As part of the Students As LifeStyle Activists (SALSA) regional program, students from the University of Newcastle Department of Rural Health trained 22 year 10 students to deliver interactive lessons to year eight students.
“The Narrabri students were engaged, animated and kept the university students on their toes,” HealthWISE health and wellbeing officer Emma Knights said.
“It was really enlightening to see the transformative process each student went through throughout the day. Their confidence, leadership ability and teamwork really grew,” she said.
The program is proudly funded by the NSW Government’s Regional Youth Investment Program, which aims to empower youth in the New England North West region.
“The university students did a fantastic job in co-facilitating the workshop,” said Kym Rizzo Liu, project manager of the Western Sydney Prevention Education and Research Unit (PERU). She believes SALSA is an example of the importance of combining health and education.
“The year 10 students who trained as SALSA peer leaders rose to the occasion and displayed excellent leadership skills,” she said.
Students participated eagerly in outdoor activities such as ultimate frisbee and lunchbox bingo. The dinner plate relay was particularly competitive as students raced to fill their plates with cards representing protein, grains, vegetables and herbs. They prepared a school action plan focusing on making good use of the school’s generous oval.
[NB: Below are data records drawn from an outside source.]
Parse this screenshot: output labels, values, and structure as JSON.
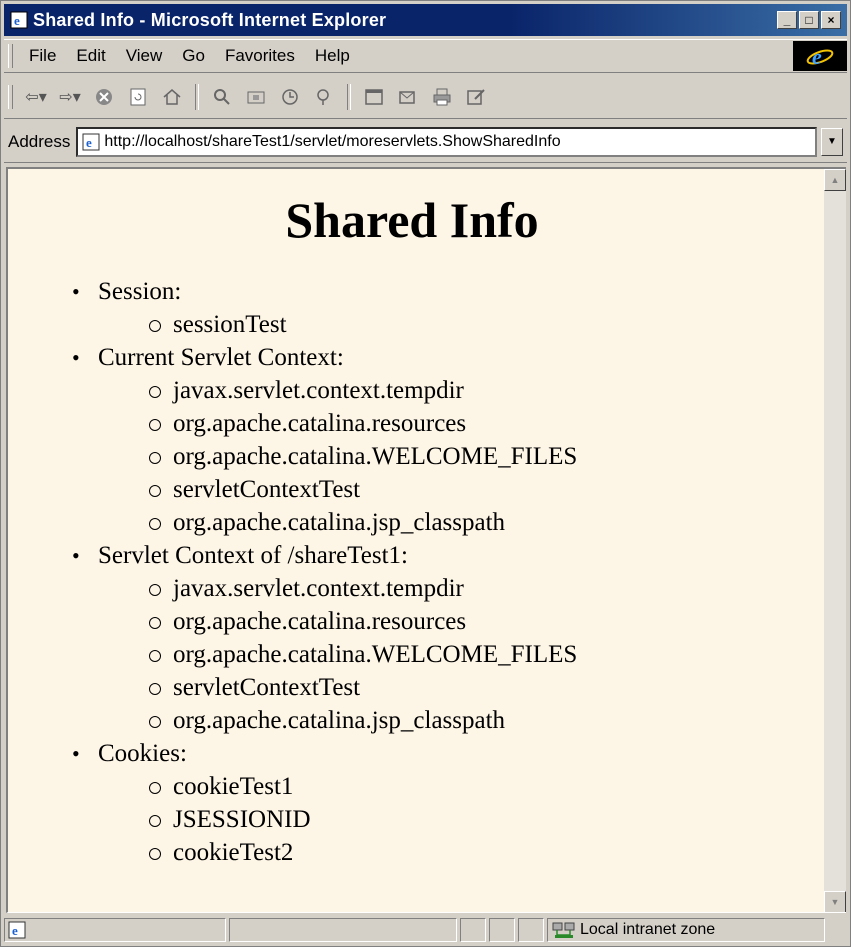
{
  "window": {
    "title": "Shared Info - Microsoft Internet Explorer",
    "controls": {
      "minimize": "_",
      "maximize": "□",
      "close": "×"
    }
  },
  "menubar": {
    "items": [
      {
        "label": "File"
      },
      {
        "label": "Edit"
      },
      {
        "label": "View"
      },
      {
        "label": "Go"
      },
      {
        "label": "Favorites"
      },
      {
        "label": "Help"
      }
    ]
  },
  "toolbar": {
    "icons": [
      "back-icon",
      "forward-icon",
      "stop-icon",
      "refresh-icon",
      "home-icon",
      "search-icon",
      "favorites-icon",
      "history-icon",
      "channels-icon",
      "fullscreen-icon",
      "mail-icon",
      "print-icon",
      "edit-icon"
    ]
  },
  "address": {
    "label": "Address",
    "url": "http://localhost/shareTest1/servlet/moreservlets.ShowSharedInfo"
  },
  "page": {
    "heading": "Shared Info",
    "sections": [
      {
        "label": "Session:",
        "items": [
          "sessionTest"
        ]
      },
      {
        "label": "Current Servlet Context:",
        "items": [
          "javax.servlet.context.tempdir",
          "org.apache.catalina.resources",
          "org.apache.catalina.WELCOME_FILES",
          "servletContextTest",
          "org.apache.catalina.jsp_classpath"
        ]
      },
      {
        "label": "Servlet Context of /shareTest1:",
        "items": [
          "javax.servlet.context.tempdir",
          "org.apache.catalina.resources",
          "org.apache.catalina.WELCOME_FILES",
          "servletContextTest",
          "org.apache.catalina.jsp_classpath"
        ]
      },
      {
        "label": "Cookies:",
        "items": [
          "cookieTest1",
          "JSESSIONID",
          "cookieTest2"
        ]
      }
    ]
  },
  "status": {
    "zone": "Local intranet zone"
  },
  "colors": {
    "titlebar": "#0a246a",
    "page_background": "#fdf5e6",
    "chrome": "#d4d0c8"
  }
}
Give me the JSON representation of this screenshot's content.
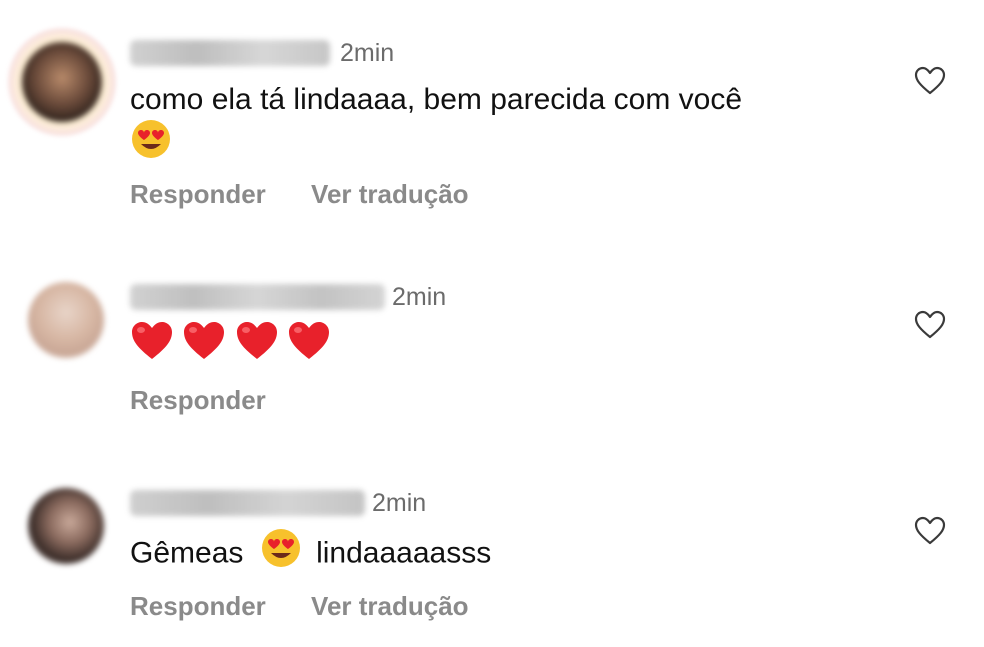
{
  "comments": [
    {
      "time": "2min",
      "text": "como ela tá lindaaaa, bem parecida com você",
      "actions": [
        "Responder",
        "Ver tradução"
      ]
    },
    {
      "time": "2min",
      "text": "",
      "red_hearts": 4,
      "actions": [
        "Responder"
      ]
    },
    {
      "time": "2min",
      "text_before": "Gêmeas",
      "text_after": "lindaaaaasss",
      "actions": [
        "Responder",
        "Ver tradução"
      ]
    }
  ],
  "icons": {
    "like": "heart-outline-icon",
    "emoji_eyes": "heart-eyes-emoji",
    "emoji_heart": "red-heart-emoji"
  },
  "colors": {
    "text": "#111111",
    "muted": "#8a8a8a",
    "time": "#6b6b6b",
    "heart_red": "#e8212b",
    "emoji_yellow": "#f7c12c"
  }
}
“We’ve done educational stuff that’s actually been really fun,” year 10 student Jacky Ham said.
“It’s educational and practical,” classmate Dakoda Bower added.
Looking forward to sharing their knowledge, the pair agreed that the younger students will be more likely to respond to health education from their peers than adults. They felt that it is important to start thinking about their health while they are still young.
“So (that) when you get older – especially when you go into uni and jobs – you can learn how to take care of yourself and have a routine,” Jacky said.
The day finished with the group practicing their peer leaderships skills and discussing what they’d gained from the workshop. The students enjoyed the outdoor games and working with new people. They gained a new perspective on health, with the importance of sleep hygiene sinking in for many.
A SALSA workshop was also held at Glen Innes High and another will run in Tamworth with Gunnedah High and Oxley High this week. The program has already reached 23,000 students across the country, fostering leadership and team building skills, and improving their health literacy.